Ultimately, we need moral norms to regulate the things the law does not regulate because we all have the responsibility regarding our belief formation and the maintenance of such beliefs.
It’s up to us to recognize this difference between legal and moral rights and how own interpretations of them can cause harm to others indirectly.
Norman stands by the claim that this belief kills curiosity and allows for a fixed-mind mentality.
This idea inhibits resolution-oriented dialogue and suggests that value inquiry is pointless.
We can get rid of this idea by separating two senses of “subjective.” One that is mind-dependent and the other that is rationally arbitrary.
Norman suggests that this idea implies that one must have a special standing to be able to express certain moral judgements like perfect impartiality.
He states that anyone who notices the rightness or wrongness of something has the standing to ask questions about it. Avoiding this is to neglect challenging conventional moral wisdom and push this uncomfortable task to future generations.
Norman here defines basic as not needing to be argued or defended.
Someone who uses this idea typically wants to defend a cherished conviction from critical thinking.
This type of idea allows for the exploitation of the confusion surrounding what can or cannot be argued against and excuses dogmatic believing.
This idea can typically be used in the hopes of sparing others the discomfort of having to rethink core assumptions.
It's unassumingly "nice," but there is a difference between being nice and being kind. If you question someone's core commitments, you risk shifting focus from the critique to the critic's character.
Having a good argument doesn't tell you anything about a person's character or moral standing.
I love those who can smile in trouble, who can gather strength from distress, and grow brave by reflection.
It’s extremely important to create a habit of questioning our belief systems and ideology. Perhaps, it’s not something that it energetically sustainable to do every day, but continual self-reflection along with challenging current social ideologies strengthens our mental immune systems against bad ideas.
Interestingly, research has demonstrated that we are motivated to think critically only when held accountable by others. While this may be true for the majority, we are all capable of creating a practice of self-reflection.

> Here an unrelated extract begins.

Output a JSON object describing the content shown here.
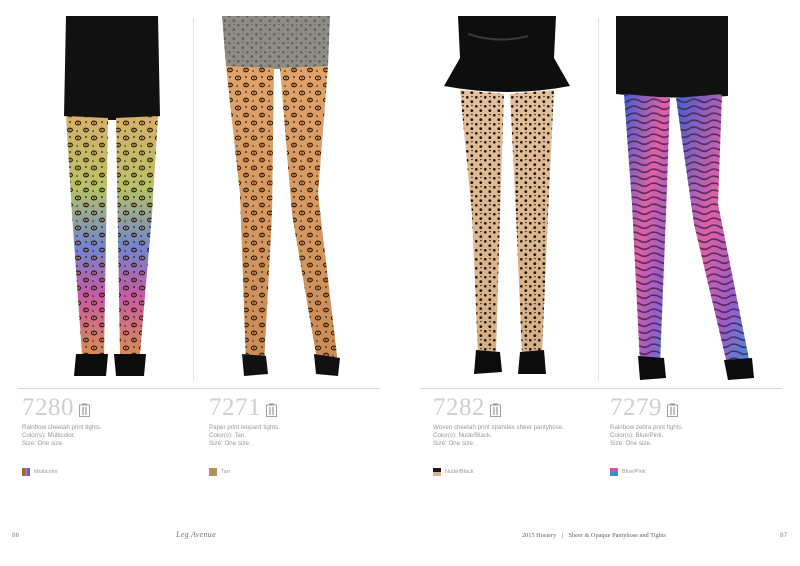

Moving forward, reflect on your beliefs and morals. Find the ways they do or do not negatively impact someone directly/indirectly.
Take a moment to get uncomfortable and find the ways you are or are not being held accountable.